- **EXERCISE REQUIREMENTS**
Print, exactly and completely, the data that appears below.

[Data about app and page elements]
++++++++

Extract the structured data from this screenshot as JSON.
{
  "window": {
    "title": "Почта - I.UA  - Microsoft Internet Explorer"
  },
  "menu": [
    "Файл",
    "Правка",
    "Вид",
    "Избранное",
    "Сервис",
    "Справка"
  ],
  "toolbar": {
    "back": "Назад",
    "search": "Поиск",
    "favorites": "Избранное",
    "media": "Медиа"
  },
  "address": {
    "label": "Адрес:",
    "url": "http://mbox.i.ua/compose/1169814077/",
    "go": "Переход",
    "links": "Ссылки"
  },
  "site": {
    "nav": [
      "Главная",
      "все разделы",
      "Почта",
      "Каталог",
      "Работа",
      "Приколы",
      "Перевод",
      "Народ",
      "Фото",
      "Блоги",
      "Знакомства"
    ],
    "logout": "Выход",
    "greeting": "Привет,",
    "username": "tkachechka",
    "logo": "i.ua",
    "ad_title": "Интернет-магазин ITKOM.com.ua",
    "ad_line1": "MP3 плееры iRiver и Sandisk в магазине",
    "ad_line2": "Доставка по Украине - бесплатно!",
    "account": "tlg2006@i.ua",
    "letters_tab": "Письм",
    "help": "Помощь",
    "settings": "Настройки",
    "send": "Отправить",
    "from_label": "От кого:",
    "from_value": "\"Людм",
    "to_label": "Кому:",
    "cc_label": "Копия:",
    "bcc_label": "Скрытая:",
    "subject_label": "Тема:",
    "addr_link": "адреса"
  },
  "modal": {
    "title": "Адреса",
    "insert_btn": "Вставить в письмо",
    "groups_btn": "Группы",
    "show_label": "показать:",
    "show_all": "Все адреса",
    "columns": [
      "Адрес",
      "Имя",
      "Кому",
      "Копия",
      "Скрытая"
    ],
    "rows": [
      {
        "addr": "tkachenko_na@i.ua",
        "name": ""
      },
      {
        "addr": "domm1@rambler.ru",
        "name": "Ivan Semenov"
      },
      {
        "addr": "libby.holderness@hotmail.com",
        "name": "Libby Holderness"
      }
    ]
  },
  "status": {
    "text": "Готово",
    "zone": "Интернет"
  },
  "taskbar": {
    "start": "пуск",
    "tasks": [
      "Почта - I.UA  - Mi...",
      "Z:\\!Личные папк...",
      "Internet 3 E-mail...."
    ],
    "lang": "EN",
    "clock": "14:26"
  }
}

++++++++

- **YOUR RESPONSE**
Extract the structured data from this screenshot as JSON.
{
  "window": {
    "title": "Почта - I.UA  - Microsoft Internet Explorer"
  },
  "menu": [
    "Файл",
    "Правка",
    "Вид",
    "Избранное",
    "Сервис",
    "Справка"
  ],
  "toolbar": {
    "back": "Назад",
    "search": "Поиск",
    "favorites": "Избранное",
    "media": "Медиа"
  },
  "address": {
    "label": "Адрес:",
    "url": "http://mbox.i.ua/compose/1169814077/",
    "go": "Переход",
    "links": "Ссылки"
  },
  "site": {
    "nav": [
      "Главная",
      "все разделы",
      "Почта",
      "Каталог",
      "Работа",
      "Приколы",
      "Перевод",
      "Народ",
      "Фото",
      "Блоги",
      "Знакомства"
    ],
    "logout": "Выход",
    "greeting": "Привет,",
    "username": "tkachechka",
    "logo": "i.ua",
    "ad_title": "Интернет-магазин ITKOM.com.ua",
    "ad_line1": "MP3 плееры iRiver и Sandisk в магазине",
    "ad_line2": "Доставка по Украине - бесплатно!",
    "account": "tlg2006@i.ua",
    "letters_tab": "Письм",
    "help": "Помощь",
    "settings": "Настройки",
    "send": "Отправить",
    "from_label": "От кого:",
    "from_value": "\"Людм",
    "to_label": "Кому:",
    "cc_label": "Копия:",
    "bcc_label": "Скрытая:",
    "subject_label": "Тема:",
    "addr_link": "адреса"
  },
  "modal": {
    "title": "Адреса",
    "insert_btn": "Вставить в письмо",
    "groups_btn": "Группы",
    "show_label": "показать:",
    "show_all": "Все адреса",
    "columns": [
      "Адрес",
      "Имя",
      "Кому",
      "Копия",
      "Скрытая"
    ],
    "rows": [
      {
        "addr": "tkachenko_na@i.ua",
        "name": ""
      },
      {
        "addr": "domm1@rambler.ru",
        "name": "Ivan Semenov"
      },
      {
        "addr": "libby.holderness@hotmail.com",
        "name": "Libby Holderness"
      }
    ]
  },
  "status": {
    "text": "Готово",
    "zone": "Интернет"
  },
  "taskbar": {
    "start": "пуск",
    "tasks": [
      "Почта - I.UA  - Mi...",
      "Z:\\!Личные папк...",
      "Internet 3 E-mail...."
    ],
    "lang": "EN",
    "clock": "14:26"
  }
}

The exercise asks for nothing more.